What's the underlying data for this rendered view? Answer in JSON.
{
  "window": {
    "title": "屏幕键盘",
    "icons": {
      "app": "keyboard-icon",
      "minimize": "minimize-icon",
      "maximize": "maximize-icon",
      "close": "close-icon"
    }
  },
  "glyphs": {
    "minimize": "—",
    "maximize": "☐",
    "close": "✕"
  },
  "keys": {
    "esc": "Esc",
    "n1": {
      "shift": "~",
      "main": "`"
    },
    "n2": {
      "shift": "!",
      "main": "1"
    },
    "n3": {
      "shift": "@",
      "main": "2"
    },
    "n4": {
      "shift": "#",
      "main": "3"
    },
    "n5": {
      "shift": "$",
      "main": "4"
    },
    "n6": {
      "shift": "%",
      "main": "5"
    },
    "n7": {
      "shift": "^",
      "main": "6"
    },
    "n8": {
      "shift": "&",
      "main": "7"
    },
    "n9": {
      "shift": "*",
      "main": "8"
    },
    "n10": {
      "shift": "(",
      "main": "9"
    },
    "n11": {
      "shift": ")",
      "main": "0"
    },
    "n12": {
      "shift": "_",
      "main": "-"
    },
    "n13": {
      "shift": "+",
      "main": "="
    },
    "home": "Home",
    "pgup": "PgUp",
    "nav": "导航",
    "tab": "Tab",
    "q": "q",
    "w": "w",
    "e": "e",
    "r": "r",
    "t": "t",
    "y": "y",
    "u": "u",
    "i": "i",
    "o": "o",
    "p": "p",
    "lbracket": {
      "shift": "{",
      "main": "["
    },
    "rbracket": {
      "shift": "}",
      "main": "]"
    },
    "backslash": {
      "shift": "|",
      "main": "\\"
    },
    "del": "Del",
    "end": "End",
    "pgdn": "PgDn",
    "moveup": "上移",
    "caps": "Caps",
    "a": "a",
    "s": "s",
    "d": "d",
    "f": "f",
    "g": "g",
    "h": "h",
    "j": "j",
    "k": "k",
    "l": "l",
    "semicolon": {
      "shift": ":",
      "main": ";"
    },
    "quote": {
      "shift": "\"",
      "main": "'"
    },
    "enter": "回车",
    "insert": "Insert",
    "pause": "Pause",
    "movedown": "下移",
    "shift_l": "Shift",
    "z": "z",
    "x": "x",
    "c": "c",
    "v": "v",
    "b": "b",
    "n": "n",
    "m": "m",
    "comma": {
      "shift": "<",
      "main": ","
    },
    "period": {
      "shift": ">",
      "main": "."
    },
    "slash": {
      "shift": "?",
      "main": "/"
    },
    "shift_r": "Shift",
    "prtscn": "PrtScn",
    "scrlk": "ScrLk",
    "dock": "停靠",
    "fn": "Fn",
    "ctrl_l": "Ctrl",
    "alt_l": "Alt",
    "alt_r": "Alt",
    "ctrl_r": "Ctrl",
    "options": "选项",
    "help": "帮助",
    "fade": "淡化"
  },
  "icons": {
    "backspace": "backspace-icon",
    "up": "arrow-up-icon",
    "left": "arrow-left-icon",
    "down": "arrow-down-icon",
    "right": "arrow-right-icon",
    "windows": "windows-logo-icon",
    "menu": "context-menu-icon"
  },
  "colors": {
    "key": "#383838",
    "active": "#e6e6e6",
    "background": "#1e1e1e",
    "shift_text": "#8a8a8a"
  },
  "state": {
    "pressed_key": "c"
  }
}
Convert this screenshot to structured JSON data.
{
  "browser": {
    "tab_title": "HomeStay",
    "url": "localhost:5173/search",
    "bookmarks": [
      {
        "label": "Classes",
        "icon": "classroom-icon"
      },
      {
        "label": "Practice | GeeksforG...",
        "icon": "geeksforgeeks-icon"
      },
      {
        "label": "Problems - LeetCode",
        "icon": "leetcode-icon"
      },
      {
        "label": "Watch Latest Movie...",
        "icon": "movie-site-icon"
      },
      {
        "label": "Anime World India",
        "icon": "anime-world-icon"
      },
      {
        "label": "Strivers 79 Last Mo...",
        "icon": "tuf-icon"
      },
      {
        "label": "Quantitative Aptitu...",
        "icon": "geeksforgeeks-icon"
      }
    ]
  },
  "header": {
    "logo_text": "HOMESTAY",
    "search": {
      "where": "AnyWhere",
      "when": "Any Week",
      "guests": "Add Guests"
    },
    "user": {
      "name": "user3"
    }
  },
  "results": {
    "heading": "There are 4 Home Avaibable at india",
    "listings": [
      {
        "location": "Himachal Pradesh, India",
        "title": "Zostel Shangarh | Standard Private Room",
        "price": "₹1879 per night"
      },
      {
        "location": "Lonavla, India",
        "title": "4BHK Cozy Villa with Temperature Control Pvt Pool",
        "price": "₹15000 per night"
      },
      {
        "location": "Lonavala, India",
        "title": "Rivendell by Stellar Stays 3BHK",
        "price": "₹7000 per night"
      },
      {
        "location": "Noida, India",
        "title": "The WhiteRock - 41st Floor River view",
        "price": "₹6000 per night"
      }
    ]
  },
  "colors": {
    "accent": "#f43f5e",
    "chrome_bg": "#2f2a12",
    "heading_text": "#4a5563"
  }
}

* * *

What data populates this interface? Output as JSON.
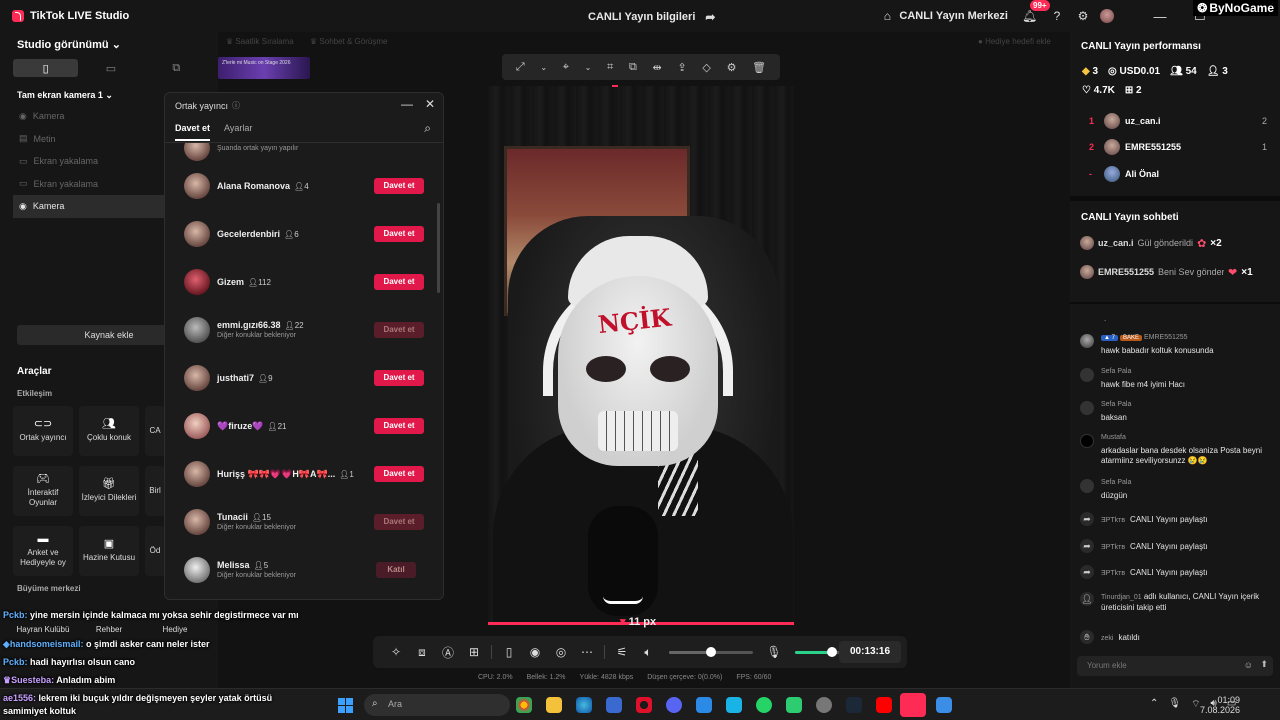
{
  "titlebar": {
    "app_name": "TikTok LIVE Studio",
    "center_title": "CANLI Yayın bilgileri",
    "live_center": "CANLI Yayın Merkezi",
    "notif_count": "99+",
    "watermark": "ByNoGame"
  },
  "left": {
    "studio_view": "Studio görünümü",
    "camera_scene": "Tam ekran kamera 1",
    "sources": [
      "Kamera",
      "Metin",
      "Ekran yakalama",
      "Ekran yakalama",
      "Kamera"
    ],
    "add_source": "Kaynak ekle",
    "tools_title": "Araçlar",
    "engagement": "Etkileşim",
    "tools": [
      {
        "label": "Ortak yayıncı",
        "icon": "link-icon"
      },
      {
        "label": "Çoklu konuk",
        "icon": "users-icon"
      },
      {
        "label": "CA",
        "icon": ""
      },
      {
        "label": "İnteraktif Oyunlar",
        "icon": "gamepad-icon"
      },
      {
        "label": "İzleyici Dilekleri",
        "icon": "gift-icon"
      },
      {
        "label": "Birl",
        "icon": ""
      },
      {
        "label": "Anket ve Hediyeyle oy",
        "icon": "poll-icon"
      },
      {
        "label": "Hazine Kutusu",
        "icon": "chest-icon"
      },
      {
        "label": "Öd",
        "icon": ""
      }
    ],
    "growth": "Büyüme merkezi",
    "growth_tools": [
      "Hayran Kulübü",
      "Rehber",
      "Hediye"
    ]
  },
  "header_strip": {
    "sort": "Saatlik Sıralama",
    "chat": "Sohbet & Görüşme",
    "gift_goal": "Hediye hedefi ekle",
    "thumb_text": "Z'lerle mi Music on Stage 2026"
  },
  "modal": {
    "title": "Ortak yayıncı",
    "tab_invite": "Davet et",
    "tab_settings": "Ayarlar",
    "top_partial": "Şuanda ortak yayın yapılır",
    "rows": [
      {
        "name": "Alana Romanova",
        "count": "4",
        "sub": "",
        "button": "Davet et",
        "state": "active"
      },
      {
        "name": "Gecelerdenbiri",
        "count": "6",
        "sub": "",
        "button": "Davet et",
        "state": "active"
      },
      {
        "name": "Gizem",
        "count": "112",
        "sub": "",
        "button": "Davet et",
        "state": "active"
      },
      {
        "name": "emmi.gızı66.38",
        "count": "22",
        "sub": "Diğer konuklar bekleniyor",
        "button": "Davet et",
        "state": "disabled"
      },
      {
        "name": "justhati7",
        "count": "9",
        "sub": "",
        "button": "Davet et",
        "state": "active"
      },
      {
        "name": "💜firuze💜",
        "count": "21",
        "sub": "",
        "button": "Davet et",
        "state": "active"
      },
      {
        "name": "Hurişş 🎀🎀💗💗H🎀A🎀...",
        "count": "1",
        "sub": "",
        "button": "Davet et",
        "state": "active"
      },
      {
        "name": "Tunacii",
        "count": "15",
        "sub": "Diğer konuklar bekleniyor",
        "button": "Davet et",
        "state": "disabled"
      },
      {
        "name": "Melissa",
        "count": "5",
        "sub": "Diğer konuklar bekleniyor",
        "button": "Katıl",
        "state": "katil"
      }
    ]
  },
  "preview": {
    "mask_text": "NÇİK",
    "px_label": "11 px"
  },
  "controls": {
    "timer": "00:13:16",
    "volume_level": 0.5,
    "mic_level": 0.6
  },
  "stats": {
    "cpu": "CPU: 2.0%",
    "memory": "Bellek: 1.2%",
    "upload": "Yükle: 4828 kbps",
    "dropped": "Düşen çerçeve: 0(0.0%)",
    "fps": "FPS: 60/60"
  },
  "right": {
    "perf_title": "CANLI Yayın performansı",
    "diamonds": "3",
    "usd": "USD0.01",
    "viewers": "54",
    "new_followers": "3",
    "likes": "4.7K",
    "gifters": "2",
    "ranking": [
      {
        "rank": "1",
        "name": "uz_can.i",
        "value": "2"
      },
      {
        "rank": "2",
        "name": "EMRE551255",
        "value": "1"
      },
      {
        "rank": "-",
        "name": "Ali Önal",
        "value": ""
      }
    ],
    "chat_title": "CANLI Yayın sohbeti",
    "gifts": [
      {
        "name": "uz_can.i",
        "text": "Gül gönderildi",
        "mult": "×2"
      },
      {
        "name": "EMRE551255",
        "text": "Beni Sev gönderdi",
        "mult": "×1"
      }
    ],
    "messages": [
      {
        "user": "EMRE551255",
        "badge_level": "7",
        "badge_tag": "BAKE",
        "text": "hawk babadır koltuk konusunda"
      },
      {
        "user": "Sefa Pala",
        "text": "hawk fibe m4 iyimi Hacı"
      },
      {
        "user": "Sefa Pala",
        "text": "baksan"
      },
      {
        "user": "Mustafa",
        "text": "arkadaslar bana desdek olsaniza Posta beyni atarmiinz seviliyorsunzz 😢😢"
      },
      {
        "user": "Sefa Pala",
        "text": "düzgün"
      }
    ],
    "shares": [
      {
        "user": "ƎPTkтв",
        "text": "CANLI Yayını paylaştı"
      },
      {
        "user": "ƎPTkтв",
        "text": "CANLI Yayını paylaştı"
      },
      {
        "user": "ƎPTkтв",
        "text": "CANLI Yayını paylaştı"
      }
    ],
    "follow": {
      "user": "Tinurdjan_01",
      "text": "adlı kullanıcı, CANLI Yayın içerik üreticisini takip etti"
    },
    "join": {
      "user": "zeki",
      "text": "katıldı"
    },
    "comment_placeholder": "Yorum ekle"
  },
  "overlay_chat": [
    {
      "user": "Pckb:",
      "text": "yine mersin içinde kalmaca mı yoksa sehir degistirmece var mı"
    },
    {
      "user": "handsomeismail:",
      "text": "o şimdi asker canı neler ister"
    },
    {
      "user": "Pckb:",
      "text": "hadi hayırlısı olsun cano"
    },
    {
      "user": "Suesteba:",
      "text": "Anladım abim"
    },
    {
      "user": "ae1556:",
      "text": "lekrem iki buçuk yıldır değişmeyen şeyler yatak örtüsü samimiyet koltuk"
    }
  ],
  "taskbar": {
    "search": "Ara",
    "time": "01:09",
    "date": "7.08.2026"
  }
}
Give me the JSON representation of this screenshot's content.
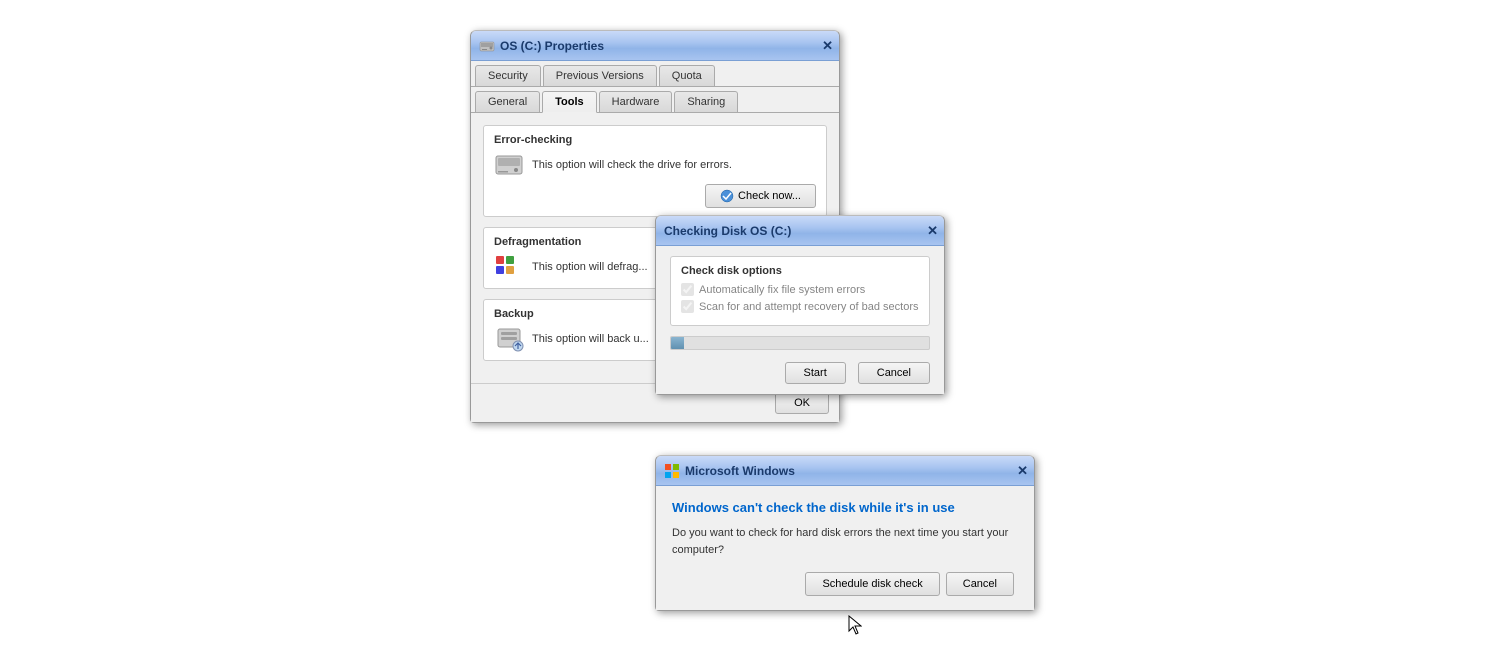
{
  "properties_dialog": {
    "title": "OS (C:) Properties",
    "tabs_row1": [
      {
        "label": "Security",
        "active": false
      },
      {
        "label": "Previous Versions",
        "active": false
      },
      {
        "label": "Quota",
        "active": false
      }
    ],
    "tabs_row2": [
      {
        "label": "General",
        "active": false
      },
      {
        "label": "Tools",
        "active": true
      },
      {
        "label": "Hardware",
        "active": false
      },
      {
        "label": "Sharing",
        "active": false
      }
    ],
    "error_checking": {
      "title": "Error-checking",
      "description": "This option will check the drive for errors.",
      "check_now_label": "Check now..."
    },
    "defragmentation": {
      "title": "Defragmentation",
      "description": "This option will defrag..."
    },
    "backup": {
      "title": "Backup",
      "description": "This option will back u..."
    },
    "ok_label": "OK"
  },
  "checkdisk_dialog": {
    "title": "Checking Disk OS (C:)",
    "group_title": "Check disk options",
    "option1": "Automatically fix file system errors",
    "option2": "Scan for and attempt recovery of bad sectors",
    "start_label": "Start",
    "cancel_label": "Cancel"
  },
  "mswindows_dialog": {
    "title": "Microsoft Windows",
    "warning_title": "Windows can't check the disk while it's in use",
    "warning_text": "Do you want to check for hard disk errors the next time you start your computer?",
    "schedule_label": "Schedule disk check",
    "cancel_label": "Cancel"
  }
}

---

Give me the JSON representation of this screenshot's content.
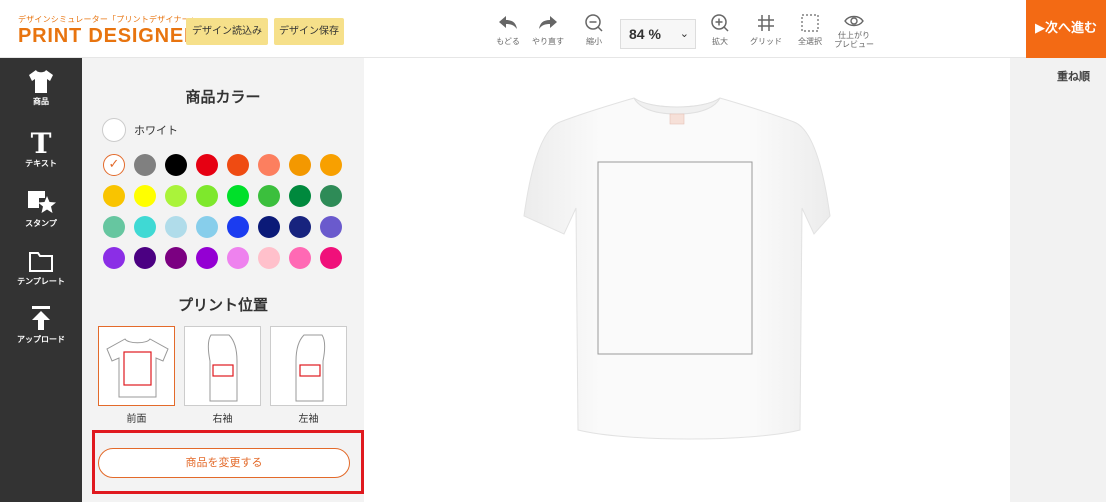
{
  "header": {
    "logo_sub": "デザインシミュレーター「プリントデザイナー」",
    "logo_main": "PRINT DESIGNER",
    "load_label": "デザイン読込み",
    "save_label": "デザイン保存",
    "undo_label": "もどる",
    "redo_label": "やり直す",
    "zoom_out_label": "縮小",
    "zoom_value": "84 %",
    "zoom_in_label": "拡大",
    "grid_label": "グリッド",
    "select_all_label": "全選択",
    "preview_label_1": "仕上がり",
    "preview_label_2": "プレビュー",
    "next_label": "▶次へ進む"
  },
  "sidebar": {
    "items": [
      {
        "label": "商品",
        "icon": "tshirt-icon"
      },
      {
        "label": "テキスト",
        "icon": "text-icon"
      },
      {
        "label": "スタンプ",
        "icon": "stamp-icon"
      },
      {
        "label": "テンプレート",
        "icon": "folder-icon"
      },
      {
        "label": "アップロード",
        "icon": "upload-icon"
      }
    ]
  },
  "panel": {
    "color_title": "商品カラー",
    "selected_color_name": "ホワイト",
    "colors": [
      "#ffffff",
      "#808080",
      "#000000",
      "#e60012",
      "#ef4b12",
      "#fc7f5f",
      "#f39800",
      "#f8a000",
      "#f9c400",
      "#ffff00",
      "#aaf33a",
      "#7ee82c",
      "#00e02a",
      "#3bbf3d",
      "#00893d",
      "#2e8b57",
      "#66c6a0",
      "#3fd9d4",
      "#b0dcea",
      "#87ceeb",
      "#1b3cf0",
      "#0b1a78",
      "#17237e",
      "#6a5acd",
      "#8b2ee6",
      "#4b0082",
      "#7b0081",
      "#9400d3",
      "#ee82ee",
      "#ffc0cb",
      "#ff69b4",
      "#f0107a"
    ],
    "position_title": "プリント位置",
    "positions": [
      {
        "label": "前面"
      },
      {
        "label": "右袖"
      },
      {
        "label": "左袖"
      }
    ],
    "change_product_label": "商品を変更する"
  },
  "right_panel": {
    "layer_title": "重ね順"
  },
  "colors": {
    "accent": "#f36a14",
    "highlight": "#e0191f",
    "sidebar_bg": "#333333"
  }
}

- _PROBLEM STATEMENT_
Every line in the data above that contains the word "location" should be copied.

- _ANSWER TO THE EXERCISE_
        "location": "Himachal Pradesh, India",
        "location": "Lonavla, India",
        "location": "Lonavala, India",
        "location": "Noida, India",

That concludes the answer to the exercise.